--role-arn [role-ARN]
--role-session-name testsession
The assume-role command lets you mimic session conditions and attempt access under identical context. Directly test capabilities using CLI until issue is further isolated.
Using this trobleshooting approach helps methodically narrow down the specific policy statement or component responsible for unexpected denials. You can then refine the policies till access aligns with least-privilege permissions needed.
We will now shift gears to our final section around recommendations for effectively managing IAM policies.

Best Practices Guide for IAM Policies

Let's conclude by distiling down key best practices based on all we have covered regarding permissions policies:

Principle of Least Privilege

Grant ONLY essential minimum capabilities required for users, groups or roles to fulfill their duties. Limit all other access. Start narrow, expand later if needed.

Validate Policies Before Deployment

Visualize and test policies ahead of production rollout using IAM policy simulator. Confirm intended allows and denies to avoid surprises.

Embed Policy Documents Where Possible

Inline embed policies directly into user, group and role definitions instead of relying extensively on shared managed policies. Avoid detachment from auditing.

Enforce Policy Conditions

Restrict all permissions through judicious conditions checks beyond coarse identity filtering. Rating environmental data like user tags, source IPs drastically hardens access.

Monitor Policy Versions

Version policies for change tracking. Assign descriptitive identifiers to policy versions to simplify rollbacks. Backups up versioned policies before modifications.

Rotate Credentials

Require IAM users to rotate access keys/certificates periodically. Minimizes risk from compromised stale credentials. High security environments can leverage automatic rotation mechanisms.
Adhering to these leading practices will assist keeping your AWS permissions model robust and resilient as environments scale and evolve.

Conclusion
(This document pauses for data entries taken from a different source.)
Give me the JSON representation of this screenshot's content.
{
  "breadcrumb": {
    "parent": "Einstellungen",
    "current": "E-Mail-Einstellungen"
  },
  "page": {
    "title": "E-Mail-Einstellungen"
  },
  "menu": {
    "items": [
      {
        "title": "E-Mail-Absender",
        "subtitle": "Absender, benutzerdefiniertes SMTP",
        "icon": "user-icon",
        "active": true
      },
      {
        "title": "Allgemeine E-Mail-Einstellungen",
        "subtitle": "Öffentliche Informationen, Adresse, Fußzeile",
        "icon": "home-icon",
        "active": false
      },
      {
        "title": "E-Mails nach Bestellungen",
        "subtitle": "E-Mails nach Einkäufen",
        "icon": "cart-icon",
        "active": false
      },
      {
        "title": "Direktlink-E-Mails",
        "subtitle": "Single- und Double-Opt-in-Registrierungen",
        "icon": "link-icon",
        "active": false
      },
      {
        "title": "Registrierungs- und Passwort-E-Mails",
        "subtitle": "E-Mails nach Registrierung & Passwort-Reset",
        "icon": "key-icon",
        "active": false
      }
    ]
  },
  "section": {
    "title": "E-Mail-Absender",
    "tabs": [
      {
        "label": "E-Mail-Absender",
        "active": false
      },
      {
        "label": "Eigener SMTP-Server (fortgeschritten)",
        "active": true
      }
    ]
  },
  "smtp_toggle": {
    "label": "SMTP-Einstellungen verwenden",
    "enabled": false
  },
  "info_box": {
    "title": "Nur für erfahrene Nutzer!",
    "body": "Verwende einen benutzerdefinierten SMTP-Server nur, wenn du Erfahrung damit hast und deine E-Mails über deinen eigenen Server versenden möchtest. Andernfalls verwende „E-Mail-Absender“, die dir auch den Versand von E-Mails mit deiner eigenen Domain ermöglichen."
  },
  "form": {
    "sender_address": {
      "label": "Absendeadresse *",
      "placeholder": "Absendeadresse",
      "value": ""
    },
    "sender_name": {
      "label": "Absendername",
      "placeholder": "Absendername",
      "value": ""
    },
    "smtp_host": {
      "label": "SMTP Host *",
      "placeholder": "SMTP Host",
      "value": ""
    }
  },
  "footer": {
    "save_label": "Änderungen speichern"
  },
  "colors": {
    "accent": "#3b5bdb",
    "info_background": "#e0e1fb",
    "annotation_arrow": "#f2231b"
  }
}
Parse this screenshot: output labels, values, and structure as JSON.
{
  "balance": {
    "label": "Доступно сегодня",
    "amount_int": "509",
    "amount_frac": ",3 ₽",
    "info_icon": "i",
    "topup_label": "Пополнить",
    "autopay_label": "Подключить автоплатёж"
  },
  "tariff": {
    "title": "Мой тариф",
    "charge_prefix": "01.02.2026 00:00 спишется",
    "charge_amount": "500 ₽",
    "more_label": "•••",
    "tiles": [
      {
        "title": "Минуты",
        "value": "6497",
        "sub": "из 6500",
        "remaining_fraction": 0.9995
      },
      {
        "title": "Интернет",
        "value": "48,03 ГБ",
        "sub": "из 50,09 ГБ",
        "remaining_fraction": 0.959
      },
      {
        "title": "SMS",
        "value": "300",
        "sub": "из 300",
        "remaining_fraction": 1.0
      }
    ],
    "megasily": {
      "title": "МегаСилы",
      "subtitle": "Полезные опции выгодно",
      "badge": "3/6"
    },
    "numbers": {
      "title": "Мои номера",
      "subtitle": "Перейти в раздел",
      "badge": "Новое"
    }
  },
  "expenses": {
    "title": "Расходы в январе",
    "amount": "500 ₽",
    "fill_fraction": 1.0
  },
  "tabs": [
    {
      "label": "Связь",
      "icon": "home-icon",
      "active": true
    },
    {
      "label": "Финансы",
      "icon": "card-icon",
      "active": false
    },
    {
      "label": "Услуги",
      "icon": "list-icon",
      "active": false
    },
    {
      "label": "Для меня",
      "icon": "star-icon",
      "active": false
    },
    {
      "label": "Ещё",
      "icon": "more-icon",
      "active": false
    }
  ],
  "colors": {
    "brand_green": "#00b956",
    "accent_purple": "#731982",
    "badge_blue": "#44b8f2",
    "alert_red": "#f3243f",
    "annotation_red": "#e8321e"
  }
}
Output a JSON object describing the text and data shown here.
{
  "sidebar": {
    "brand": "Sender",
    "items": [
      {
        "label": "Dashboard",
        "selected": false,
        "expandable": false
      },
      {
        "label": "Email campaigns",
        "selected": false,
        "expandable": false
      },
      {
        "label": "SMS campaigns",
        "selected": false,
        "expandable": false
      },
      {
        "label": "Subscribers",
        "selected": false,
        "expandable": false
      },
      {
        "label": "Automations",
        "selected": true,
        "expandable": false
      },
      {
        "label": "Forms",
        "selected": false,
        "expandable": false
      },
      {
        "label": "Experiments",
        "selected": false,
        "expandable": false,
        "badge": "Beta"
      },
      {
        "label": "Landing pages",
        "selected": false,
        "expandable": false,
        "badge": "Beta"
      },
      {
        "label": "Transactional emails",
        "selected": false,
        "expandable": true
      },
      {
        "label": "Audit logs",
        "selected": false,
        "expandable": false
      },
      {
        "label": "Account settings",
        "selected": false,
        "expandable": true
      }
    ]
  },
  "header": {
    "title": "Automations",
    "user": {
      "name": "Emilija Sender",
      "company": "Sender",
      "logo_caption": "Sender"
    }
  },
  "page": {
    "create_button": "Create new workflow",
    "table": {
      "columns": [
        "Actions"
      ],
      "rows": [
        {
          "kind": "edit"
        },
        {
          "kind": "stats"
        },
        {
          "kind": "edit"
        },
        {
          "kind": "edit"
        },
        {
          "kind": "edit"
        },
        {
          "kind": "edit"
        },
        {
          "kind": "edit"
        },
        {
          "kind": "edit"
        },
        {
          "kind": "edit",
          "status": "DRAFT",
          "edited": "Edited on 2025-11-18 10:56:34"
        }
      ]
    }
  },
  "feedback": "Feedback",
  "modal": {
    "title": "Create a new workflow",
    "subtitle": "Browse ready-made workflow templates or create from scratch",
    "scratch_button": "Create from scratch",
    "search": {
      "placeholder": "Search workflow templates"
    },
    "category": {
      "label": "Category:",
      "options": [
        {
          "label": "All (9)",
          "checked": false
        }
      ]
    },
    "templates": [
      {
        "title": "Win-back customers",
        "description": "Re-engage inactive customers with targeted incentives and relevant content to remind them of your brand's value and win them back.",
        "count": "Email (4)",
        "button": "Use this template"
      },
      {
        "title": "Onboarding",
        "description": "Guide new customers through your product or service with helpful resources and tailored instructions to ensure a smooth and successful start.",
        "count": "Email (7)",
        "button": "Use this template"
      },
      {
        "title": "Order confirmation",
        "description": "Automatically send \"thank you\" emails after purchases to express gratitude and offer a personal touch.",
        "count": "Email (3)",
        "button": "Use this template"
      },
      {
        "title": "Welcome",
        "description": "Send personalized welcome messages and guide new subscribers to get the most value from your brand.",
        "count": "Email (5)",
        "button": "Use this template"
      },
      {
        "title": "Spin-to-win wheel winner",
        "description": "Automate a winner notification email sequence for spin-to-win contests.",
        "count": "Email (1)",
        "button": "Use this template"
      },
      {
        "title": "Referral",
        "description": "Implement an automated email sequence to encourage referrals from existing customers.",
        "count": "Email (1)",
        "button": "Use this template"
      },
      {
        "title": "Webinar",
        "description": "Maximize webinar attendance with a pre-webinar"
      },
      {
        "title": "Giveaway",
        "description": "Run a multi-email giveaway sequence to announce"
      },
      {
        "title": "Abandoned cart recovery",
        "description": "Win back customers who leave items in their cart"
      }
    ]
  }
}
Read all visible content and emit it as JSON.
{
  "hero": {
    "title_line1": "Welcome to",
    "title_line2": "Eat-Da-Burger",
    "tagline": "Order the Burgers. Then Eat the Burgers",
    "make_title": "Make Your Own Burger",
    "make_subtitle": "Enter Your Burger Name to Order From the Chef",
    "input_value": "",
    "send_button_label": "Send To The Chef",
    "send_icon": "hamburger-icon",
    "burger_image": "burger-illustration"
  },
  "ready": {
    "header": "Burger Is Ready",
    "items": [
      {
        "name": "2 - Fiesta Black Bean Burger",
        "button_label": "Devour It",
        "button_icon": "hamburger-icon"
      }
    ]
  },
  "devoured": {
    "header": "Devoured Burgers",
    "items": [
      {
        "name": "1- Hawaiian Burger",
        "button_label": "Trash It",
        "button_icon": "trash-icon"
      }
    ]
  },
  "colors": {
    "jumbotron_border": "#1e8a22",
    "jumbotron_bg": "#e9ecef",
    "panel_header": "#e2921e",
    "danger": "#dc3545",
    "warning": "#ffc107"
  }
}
In this extensive deep dive, we traversed the intricacies around AWS IAM policy evaluation flows. Through multiple practical examples across accounts, groups and federated identities you should now feel comfortable tackling nuanced allow/deny scenarios. We wrapped up with troubleshooting access errors and policy management best practices.
IAM permissions form the bedrock of the shared responsibility model for securing AWS cloud environments. Mastering policy evaluation logic is an indispensable skill every aspiring cloud security expert needs in their arsenal!
Happy upskilling.